Given information START

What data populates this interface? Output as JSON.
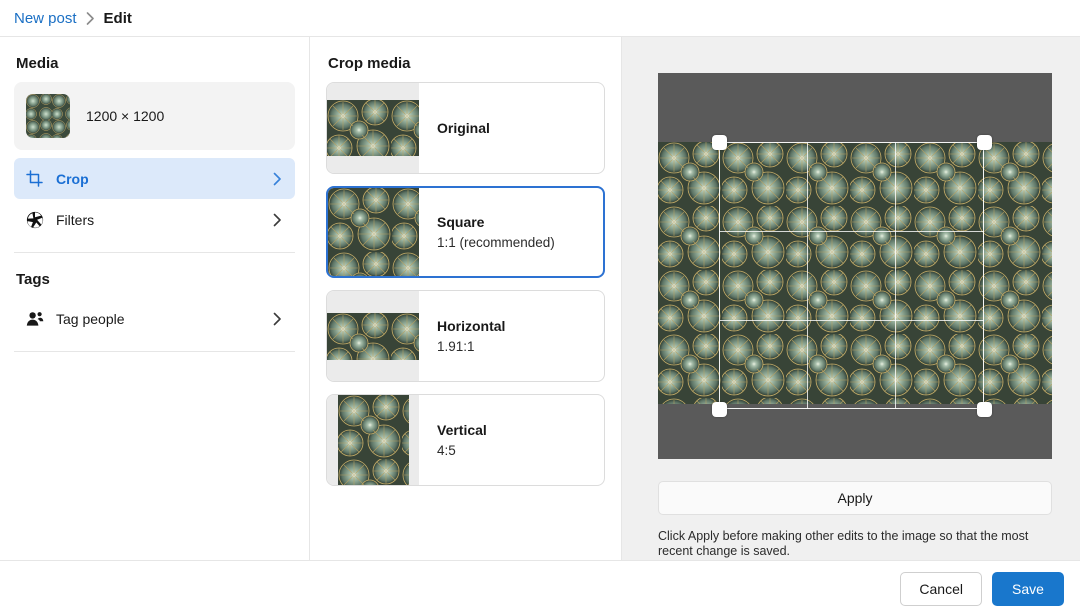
{
  "breadcrumb": {
    "parent": "New post",
    "separator": "›",
    "current": "Edit",
    "parent_icon": "breadcrumb-link",
    "separator_icon": "chevron-right-icon"
  },
  "sidebar": {
    "media_section_title": "Media",
    "media": {
      "dimensions": "1200 × 1200",
      "thumb_icon": "media-thumbnail"
    },
    "nav_items": [
      {
        "label": "Crop",
        "icon": "crop-icon",
        "chevron": "chevron-right-icon",
        "active": true
      },
      {
        "label": "Filters",
        "icon": "aperture-icon",
        "chevron": "chevron-right-icon",
        "active": false
      }
    ],
    "tags_section_title": "Tags",
    "tag_items": [
      {
        "label": "Tag people",
        "icon": "tag-person-icon",
        "chevron": "chevron-right-icon"
      }
    ]
  },
  "crop_panel": {
    "title": "Crop media",
    "options": [
      {
        "name": "Original",
        "ratio": "",
        "selected": false,
        "thumb_shape": "original"
      },
      {
        "name": "Square",
        "ratio": "1:1 (recommended)",
        "selected": true,
        "thumb_shape": "square"
      },
      {
        "name": "Horizontal",
        "ratio": "1.91:1",
        "selected": false,
        "thumb_shape": "horizontal"
      },
      {
        "name": "Vertical",
        "ratio": "4:5",
        "selected": false,
        "thumb_shape": "vertical"
      }
    ]
  },
  "preview": {
    "apply_label": "Apply",
    "help_text": "Click Apply before making other edits to the image so that the most recent change is saved.",
    "crop_overlay": {
      "handles": [
        "top-left",
        "top-right",
        "bottom-left",
        "bottom-right"
      ],
      "grid": "rule-of-thirds"
    }
  },
  "footer": {
    "cancel_label": "Cancel",
    "save_label": "Save"
  },
  "colors": {
    "accent_blue": "#1977cc",
    "link_blue": "#1a6fc4",
    "selected_row_bg": "#dce9fa",
    "selected_border": "#2d72d2",
    "panel_bg": "#f0f0f0",
    "stage_bg": "#5a5a5a"
  }
}
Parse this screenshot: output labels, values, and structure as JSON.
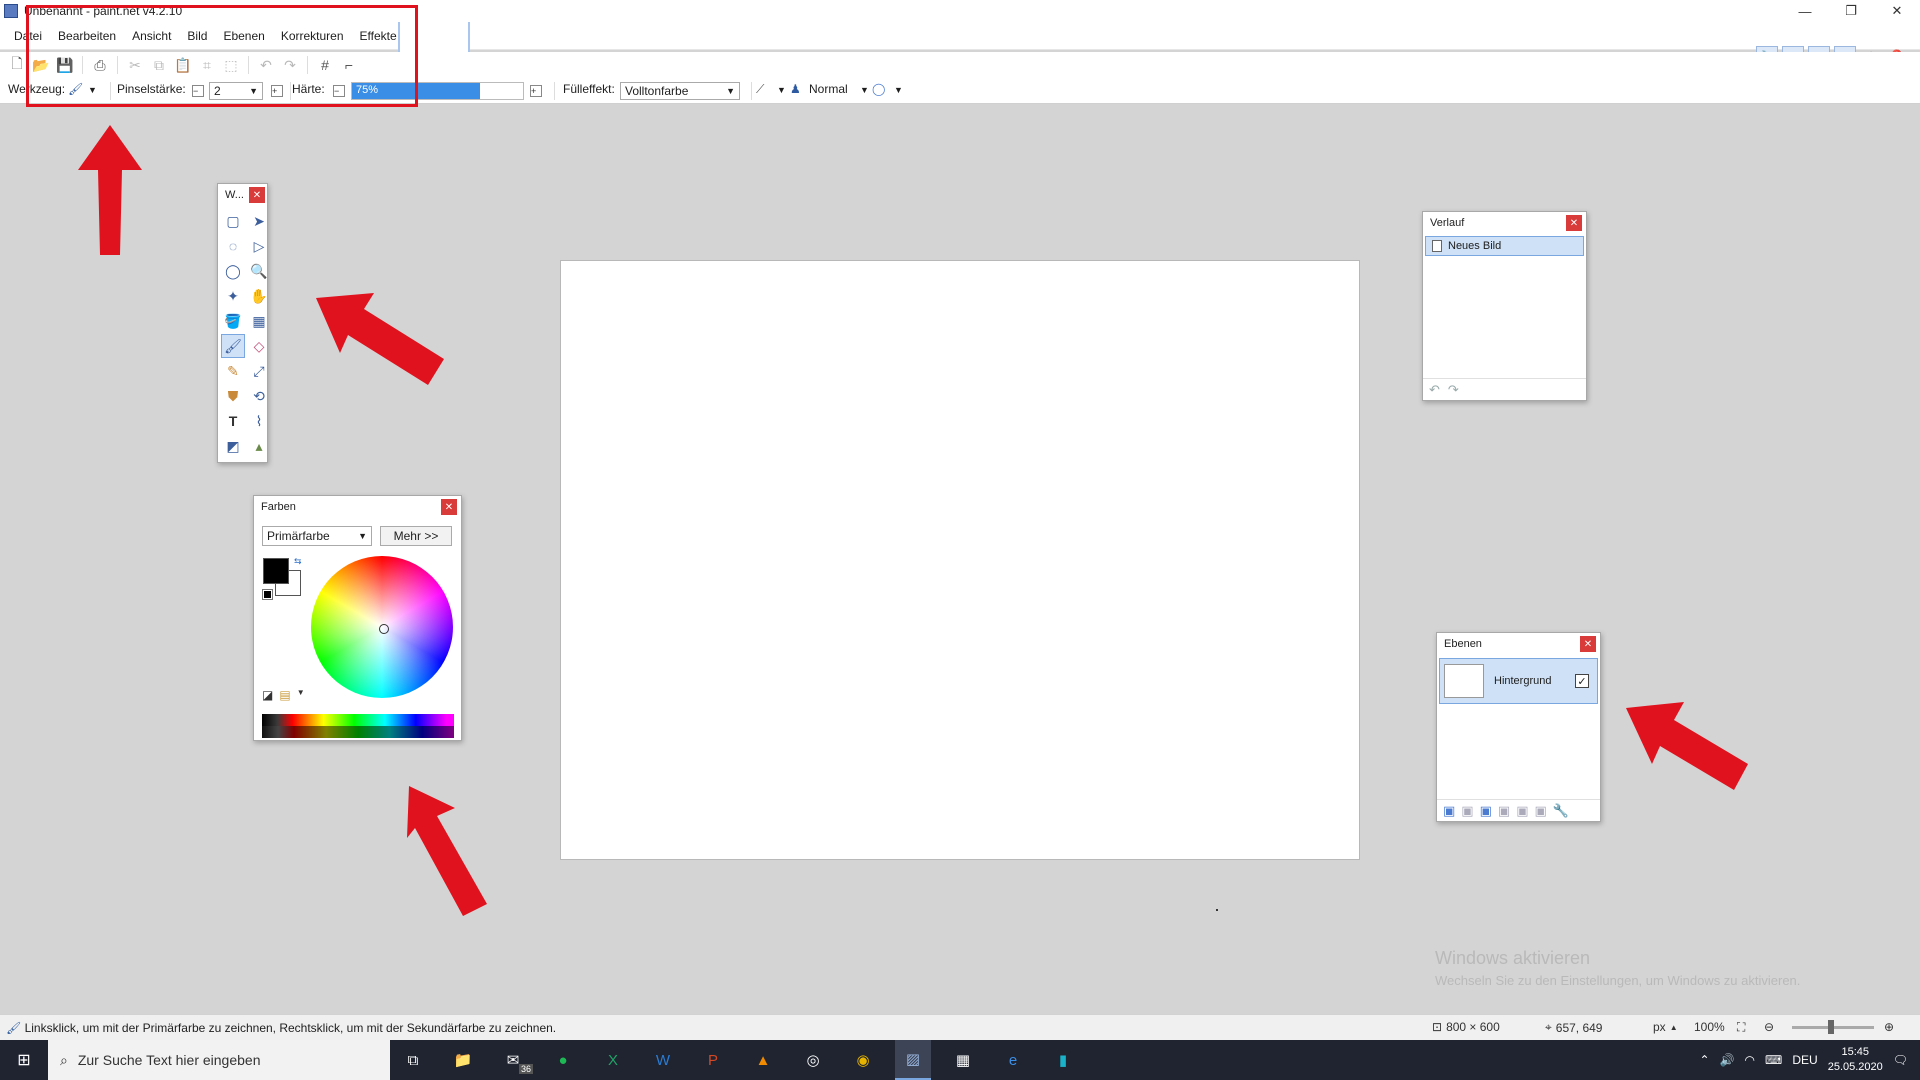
{
  "window": {
    "title": "Unbenannt - paint.net v4.2.10",
    "minimize_icon": "minimize-icon",
    "restore_icon": "restore-icon",
    "close_icon": "close-icon"
  },
  "menu": {
    "items": [
      "Datei",
      "Bearbeiten",
      "Ansicht",
      "Bild",
      "Ebenen",
      "Korrekturen",
      "Effekte"
    ]
  },
  "toolbar_options": {
    "tool_label": "Werkzeug:",
    "brush_width_label": "Pinselstärke:",
    "brush_width_value": "2",
    "hardness_label": "Härte:",
    "hardness_value": "75%",
    "hardness_fraction": 0.75,
    "fill_label": "Fülleffekt:",
    "fill_value": "Volltonfarbe",
    "blend_mode": "Normal"
  },
  "tools_panel": {
    "title": "W..."
  },
  "colors_panel": {
    "title": "Farben",
    "mode_select": "Primärfarbe",
    "more_button": "Mehr >>",
    "primary_color": "#000000",
    "secondary_color": "#ffffff"
  },
  "history_panel": {
    "title": "Verlauf",
    "items": [
      "Neues Bild"
    ]
  },
  "layers_panel": {
    "title": "Ebenen",
    "layers": [
      {
        "name": "Hintergrund",
        "visible": true
      }
    ]
  },
  "watermark": {
    "title": "Windows aktivieren",
    "subtitle": "Wechseln Sie zu den Einstellungen, um Windows zu aktivieren."
  },
  "status": {
    "hint": "Linksklick, um mit der Primärfarbe zu zeichnen, Rechtsklick, um mit der Sekundärfarbe zu zeichnen.",
    "image_size": "800 × 600",
    "cursor_pos": "657, 649",
    "unit": "px",
    "zoom": "100%"
  },
  "taskbar": {
    "search_placeholder": "Zur Suche Text hier eingeben",
    "mail_badge": "36",
    "language": "DEU",
    "time": "15:45",
    "date": "25.05.2020"
  },
  "colors": {
    "annotation_red": "#e0121e",
    "selection_blue": "#cfe1f7",
    "accent_blue": "#3b8ee6"
  }
}
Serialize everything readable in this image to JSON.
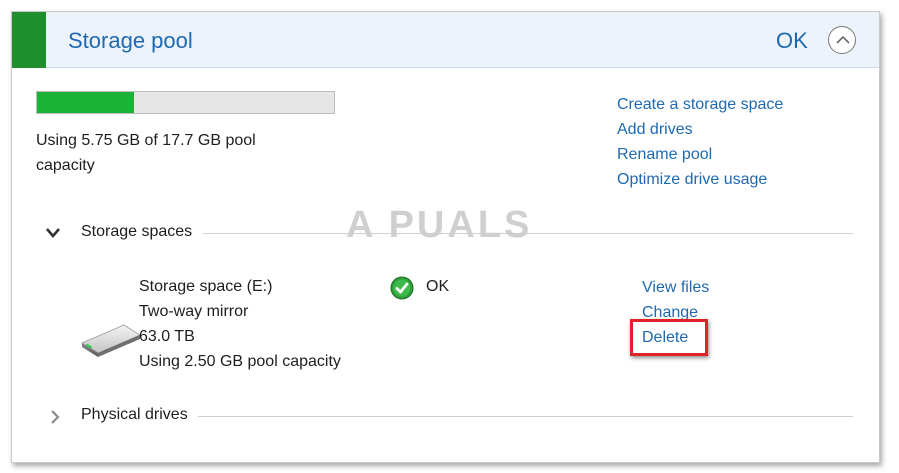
{
  "header": {
    "title": "Storage pool",
    "status": "OK",
    "collapse_icon": "chevron-up-icon",
    "accent_color": "#1f8e2c"
  },
  "pool": {
    "usage_fraction": 0.325,
    "usage_text": "Using 5.75 GB of 17.7 GB pool capacity",
    "bar_color": "#1db336"
  },
  "pool_actions": [
    "Create a storage space",
    "Add drives",
    "Rename pool",
    "Optimize drive usage"
  ],
  "storage_spaces": {
    "section_label": "Storage spaces",
    "expanded": true,
    "space": {
      "name": "Storage space (E:)",
      "resiliency": "Two-way mirror",
      "size": "63.0 TB",
      "usage": "Using 2.50 GB pool capacity",
      "status": "OK",
      "status_icon": "check-circle-icon",
      "drive_icon": "hard-drive-icon"
    },
    "actions": [
      "View files",
      "Change",
      "Delete"
    ],
    "highlighted_action": "Delete",
    "highlight_color": "#e0232a"
  },
  "physical_drives": {
    "section_label": "Physical drives",
    "expanded": false
  },
  "watermark": {
    "text": "A  PUALS"
  }
}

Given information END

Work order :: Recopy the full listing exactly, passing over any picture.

Exercise output ::
What data populates this interface? Output as JSON.
{
  "breadcrumb": {
    "parent": "New post",
    "separator": "›",
    "current": "Edit",
    "parent_icon": "breadcrumb-link",
    "separator_icon": "chevron-right-icon"
  },
  "sidebar": {
    "media_section_title": "Media",
    "media": {
      "dimensions": "1200 × 1200",
      "thumb_icon": "media-thumbnail"
    },
    "nav_items": [
      {
        "label": "Crop",
        "icon": "crop-icon",
        "chevron": "chevron-right-icon",
        "active": true
      },
      {
        "label": "Filters",
        "icon": "aperture-icon",
        "chevron": "chevron-right-icon",
        "active": false
      }
    ],
    "tags_section_title": "Tags",
    "tag_items": [
      {
        "label": "Tag people",
        "icon": "tag-person-icon",
        "chevron": "chevron-right-icon"
      }
    ]
  },
  "crop_panel": {
    "title": "Crop media",
    "options": [
      {
        "name": "Original",
        "ratio": "",
        "selected": false,
        "thumb_shape": "original"
      },
      {
        "name": "Square",
        "ratio": "1:1 (recommended)",
        "selected": true,
        "thumb_shape": "square"
      },
      {
        "name": "Horizontal",
        "ratio": "1.91:1",
        "selected": false,
        "thumb_shape": "horizontal"
      },
      {
        "name": "Vertical",
        "ratio": "4:5",
        "selected": false,
        "thumb_shape": "vertical"
      }
    ]
  },
  "preview": {
    "apply_label": "Apply",
    "help_text": "Click Apply before making other edits to the image so that the most recent change is saved.",
    "crop_overlay": {
      "handles": [
        "top-left",
        "top-right",
        "bottom-left",
        "bottom-right"
      ],
      "grid": "rule-of-thirds"
    }
  },
  "footer": {
    "cancel_label": "Cancel",
    "save_label": "Save"
  },
  "colors": {
    "accent_blue": "#1977cc",
    "link_blue": "#1a6fc4",
    "selected_row_bg": "#dce9fa",
    "selected_border": "#2d72d2",
    "panel_bg": "#f0f0f0",
    "stage_bg": "#5a5a5a"
  }
}
Parse this screenshot: output labels, values, and structure as JSON.
{
  "window": {
    "title": "Unbenannt - paint.net v4.2.10",
    "minimize_icon": "minimize-icon",
    "restore_icon": "restore-icon",
    "close_icon": "close-icon"
  },
  "menu": {
    "items": [
      "Datei",
      "Bearbeiten",
      "Ansicht",
      "Bild",
      "Ebenen",
      "Korrekturen",
      "Effekte"
    ]
  },
  "toolbar_options": {
    "tool_label": "Werkzeug:",
    "brush_width_label": "Pinselstärke:",
    "brush_width_value": "2",
    "hardness_label": "Härte:",
    "hardness_value": "75%",
    "hardness_fraction": 0.75,
    "fill_label": "Fülleffekt:",
    "fill_value": "Volltonfarbe",
    "blend_mode": "Normal"
  },
  "tools_panel": {
    "title": "W..."
  },
  "colors_panel": {
    "title": "Farben",
    "mode_select": "Primärfarbe",
    "more_button": "Mehr >>",
    "primary_color": "#000000",
    "secondary_color": "#ffffff"
  },
  "history_panel": {
    "title": "Verlauf",
    "items": [
      "Neues Bild"
    ]
  },
  "layers_panel": {
    "title": "Ebenen",
    "layers": [
      {
        "name": "Hintergrund",
        "visible": true
      }
    ]
  },
  "watermark": {
    "title": "Windows aktivieren",
    "subtitle": "Wechseln Sie zu den Einstellungen, um Windows zu aktivieren."
  },
  "status": {
    "hint": "Linksklick, um mit der Primärfarbe zu zeichnen, Rechtsklick, um mit der Sekundärfarbe zu zeichnen.",
    "image_size": "800 × 600",
    "cursor_pos": "657, 649",
    "unit": "px",
    "zoom": "100%"
  },
  "taskbar": {
    "search_placeholder": "Zur Suche Text hier eingeben",
    "mail_badge": "36",
    "language": "DEU",
    "time": "15:45",
    "date": "25.05.2020"
  },
  "colors": {
    "annotation_red": "#e0121e",
    "selection_blue": "#cfe1f7",
    "accent_blue": "#3b8ee6"
  }
}
Serialize everything readable in this image to JSON.
{
  "header": {
    "title": "Storage pool",
    "status": "OK",
    "collapse_icon": "chevron-up-icon",
    "accent_color": "#1f8e2c"
  },
  "pool": {
    "usage_fraction": 0.325,
    "usage_text": "Using 5.75 GB of 17.7 GB pool capacity",
    "bar_color": "#1db336"
  },
  "pool_actions": [
    "Create a storage space",
    "Add drives",
    "Rename pool",
    "Optimize drive usage"
  ],
  "storage_spaces": {
    "section_label": "Storage spaces",
    "expanded": true,
    "space": {
      "name": "Storage space (E:)",
      "resiliency": "Two-way mirror",
      "size": "63.0 TB",
      "usage": "Using 2.50 GB pool capacity",
      "status": "OK",
      "status_icon": "check-circle-icon",
      "drive_icon": "hard-drive-icon"
    },
    "actions": [
      "View files",
      "Change",
      "Delete"
    ],
    "highlighted_action": "Delete",
    "highlight_color": "#e0232a"
  },
  "physical_drives": {
    "section_label": "Physical drives",
    "expanded": false
  },
  "watermark": {
    "text": "A  PUALS"
  }
}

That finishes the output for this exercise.